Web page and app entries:
%%

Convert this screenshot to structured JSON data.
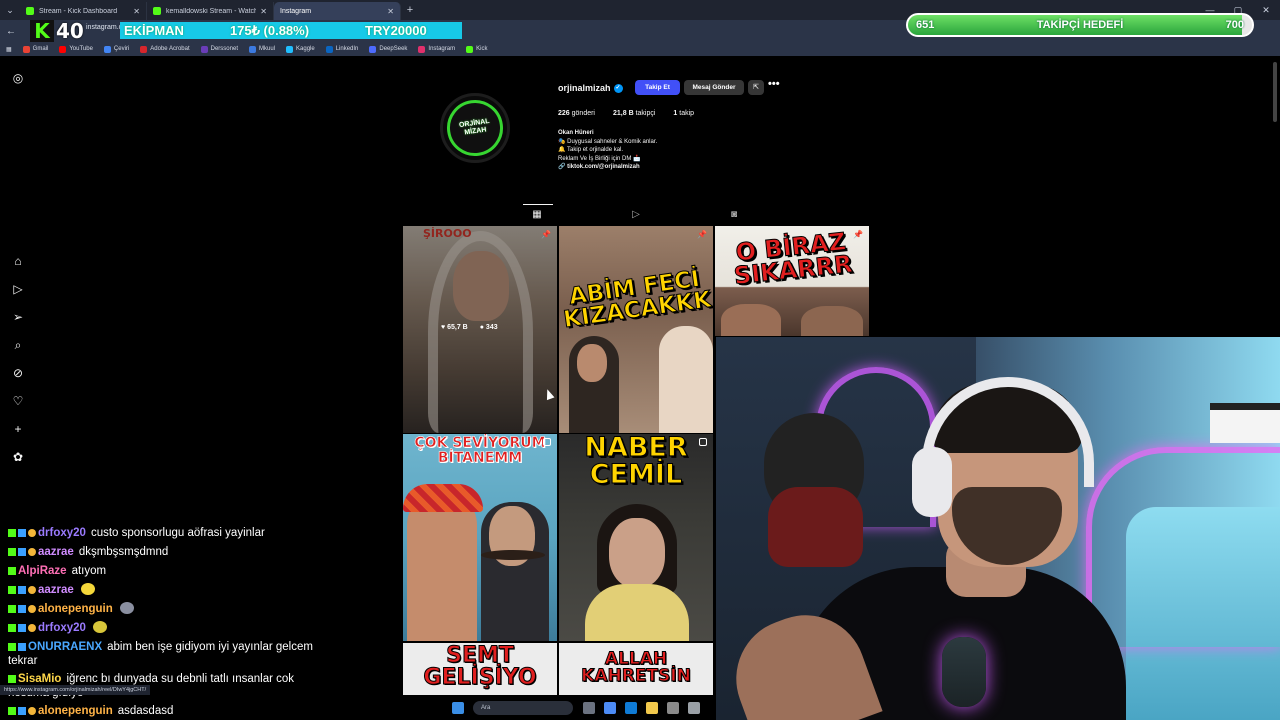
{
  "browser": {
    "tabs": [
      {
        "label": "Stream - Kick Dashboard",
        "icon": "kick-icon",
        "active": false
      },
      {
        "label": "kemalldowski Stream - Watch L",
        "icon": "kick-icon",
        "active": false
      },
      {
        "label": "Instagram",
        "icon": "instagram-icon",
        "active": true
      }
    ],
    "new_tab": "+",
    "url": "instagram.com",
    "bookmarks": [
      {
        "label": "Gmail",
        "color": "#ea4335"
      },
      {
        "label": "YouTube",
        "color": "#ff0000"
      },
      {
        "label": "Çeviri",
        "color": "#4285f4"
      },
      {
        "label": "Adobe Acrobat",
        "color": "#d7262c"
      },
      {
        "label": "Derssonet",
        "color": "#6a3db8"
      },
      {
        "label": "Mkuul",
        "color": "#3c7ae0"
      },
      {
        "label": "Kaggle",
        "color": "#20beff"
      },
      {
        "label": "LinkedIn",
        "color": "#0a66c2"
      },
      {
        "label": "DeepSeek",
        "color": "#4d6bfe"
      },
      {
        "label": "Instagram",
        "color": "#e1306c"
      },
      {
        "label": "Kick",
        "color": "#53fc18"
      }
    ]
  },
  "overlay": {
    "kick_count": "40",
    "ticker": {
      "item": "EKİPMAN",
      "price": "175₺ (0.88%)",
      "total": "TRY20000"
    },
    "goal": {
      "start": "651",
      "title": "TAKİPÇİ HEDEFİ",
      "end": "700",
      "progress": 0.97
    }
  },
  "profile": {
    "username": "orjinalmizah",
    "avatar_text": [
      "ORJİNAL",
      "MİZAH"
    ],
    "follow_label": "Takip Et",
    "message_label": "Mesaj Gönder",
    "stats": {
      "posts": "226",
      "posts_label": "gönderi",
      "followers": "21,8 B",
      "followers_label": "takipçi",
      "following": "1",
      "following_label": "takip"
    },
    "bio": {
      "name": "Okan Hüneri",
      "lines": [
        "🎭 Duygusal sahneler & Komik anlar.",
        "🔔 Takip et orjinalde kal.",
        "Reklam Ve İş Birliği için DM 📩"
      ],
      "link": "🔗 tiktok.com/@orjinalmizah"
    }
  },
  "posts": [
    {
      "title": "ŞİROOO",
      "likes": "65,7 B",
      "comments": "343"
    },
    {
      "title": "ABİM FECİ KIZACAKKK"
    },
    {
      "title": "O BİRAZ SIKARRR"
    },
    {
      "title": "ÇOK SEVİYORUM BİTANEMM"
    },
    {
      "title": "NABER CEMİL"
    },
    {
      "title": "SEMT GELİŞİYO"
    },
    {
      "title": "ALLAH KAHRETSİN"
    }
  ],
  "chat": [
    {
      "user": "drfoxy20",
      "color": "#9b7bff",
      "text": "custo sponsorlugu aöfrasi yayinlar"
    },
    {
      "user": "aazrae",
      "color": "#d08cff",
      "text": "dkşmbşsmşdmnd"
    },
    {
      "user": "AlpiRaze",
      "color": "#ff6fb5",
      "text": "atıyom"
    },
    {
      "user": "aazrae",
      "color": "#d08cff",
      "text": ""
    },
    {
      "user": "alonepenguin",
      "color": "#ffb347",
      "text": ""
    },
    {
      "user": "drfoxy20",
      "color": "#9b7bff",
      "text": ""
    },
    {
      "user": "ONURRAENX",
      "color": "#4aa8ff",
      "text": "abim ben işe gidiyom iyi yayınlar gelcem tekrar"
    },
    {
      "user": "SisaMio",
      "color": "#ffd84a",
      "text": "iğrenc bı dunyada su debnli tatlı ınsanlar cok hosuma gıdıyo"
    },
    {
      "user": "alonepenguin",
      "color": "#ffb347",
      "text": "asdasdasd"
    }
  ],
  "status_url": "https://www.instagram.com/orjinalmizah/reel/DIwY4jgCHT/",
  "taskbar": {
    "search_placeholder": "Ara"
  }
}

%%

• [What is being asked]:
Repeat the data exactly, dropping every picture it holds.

• [Problem solution]:
Convert this screenshot to structured JSON data.
{
  "browser": {
    "tabs": [
      {
        "label": "Stream - Kick Dashboard",
        "icon": "kick-icon",
        "active": false
      },
      {
        "label": "kemalldowski Stream - Watch L",
        "icon": "kick-icon",
        "active": false
      },
      {
        "label": "Instagram",
        "icon": "instagram-icon",
        "active": true
      }
    ],
    "new_tab": "+",
    "url": "instagram.com",
    "bookmarks": [
      {
        "label": "Gmail",
        "color": "#ea4335"
      },
      {
        "label": "YouTube",
        "color": "#ff0000"
      },
      {
        "label": "Çeviri",
        "color": "#4285f4"
      },
      {
        "label": "Adobe Acrobat",
        "color": "#d7262c"
      },
      {
        "label": "Derssonet",
        "color": "#6a3db8"
      },
      {
        "label": "Mkuul",
        "color": "#3c7ae0"
      },
      {
        "label": "Kaggle",
        "color": "#20beff"
      },
      {
        "label": "LinkedIn",
        "color": "#0a66c2"
      },
      {
        "label": "DeepSeek",
        "color": "#4d6bfe"
      },
      {
        "label": "Instagram",
        "color": "#e1306c"
      },
      {
        "label": "Kick",
        "color": "#53fc18"
      }
    ]
  },
  "overlay": {
    "kick_count": "40",
    "ticker": {
      "item": "EKİPMAN",
      "price": "175₺ (0.88%)",
      "total": "TRY20000"
    },
    "goal": {
      "start": "651",
      "title": "TAKİPÇİ HEDEFİ",
      "end": "700",
      "progress": 0.97
    }
  },
  "profile": {
    "username": "orjinalmizah",
    "avatar_text": [
      "ORJİNAL",
      "MİZAH"
    ],
    "follow_label": "Takip Et",
    "message_label": "Mesaj Gönder",
    "stats": {
      "posts": "226",
      "posts_label": "gönderi",
      "followers": "21,8 B",
      "followers_label": "takipçi",
      "following": "1",
      "following_label": "takip"
    },
    "bio": {
      "name": "Okan Hüneri",
      "lines": [
        "🎭 Duygusal sahneler & Komik anlar.",
        "🔔 Takip et orjinalde kal.",
        "Reklam Ve İş Birliği için DM 📩"
      ],
      "link": "🔗 tiktok.com/@orjinalmizah"
    }
  },
  "posts": [
    {
      "title": "ŞİROOO",
      "likes": "65,7 B",
      "comments": "343"
    },
    {
      "title": "ABİM FECİ KIZACAKKK"
    },
    {
      "title": "O BİRAZ SIKARRR"
    },
    {
      "title": "ÇOK SEVİYORUM BİTANEMM"
    },
    {
      "title": "NABER CEMİL"
    },
    {
      "title": "SEMT GELİŞİYO"
    },
    {
      "title": "ALLAH KAHRETSİN"
    }
  ],
  "chat": [
    {
      "user": "drfoxy20",
      "color": "#9b7bff",
      "text": "custo sponsorlugu aöfrasi yayinlar"
    },
    {
      "user": "aazrae",
      "color": "#d08cff",
      "text": "dkşmbşsmşdmnd"
    },
    {
      "user": "AlpiRaze",
      "color": "#ff6fb5",
      "text": "atıyom"
    },
    {
      "user": "aazrae",
      "color": "#d08cff",
      "text": ""
    },
    {
      "user": "alonepenguin",
      "color": "#ffb347",
      "text": ""
    },
    {
      "user": "drfoxy20",
      "color": "#9b7bff",
      "text": ""
    },
    {
      "user": "ONURRAENX",
      "color": "#4aa8ff",
      "text": "abim ben işe gidiyom iyi yayınlar gelcem tekrar"
    },
    {
      "user": "SisaMio",
      "color": "#ffd84a",
      "text": "iğrenc bı dunyada su debnli tatlı ınsanlar cok hosuma gıdıyo"
    },
    {
      "user": "alonepenguin",
      "color": "#ffb347",
      "text": "asdasdasd"
    }
  ],
  "status_url": "https://www.instagram.com/orjinalmizah/reel/DIwY4jgCHT/",
  "taskbar": {
    "search_placeholder": "Ara"
  }
}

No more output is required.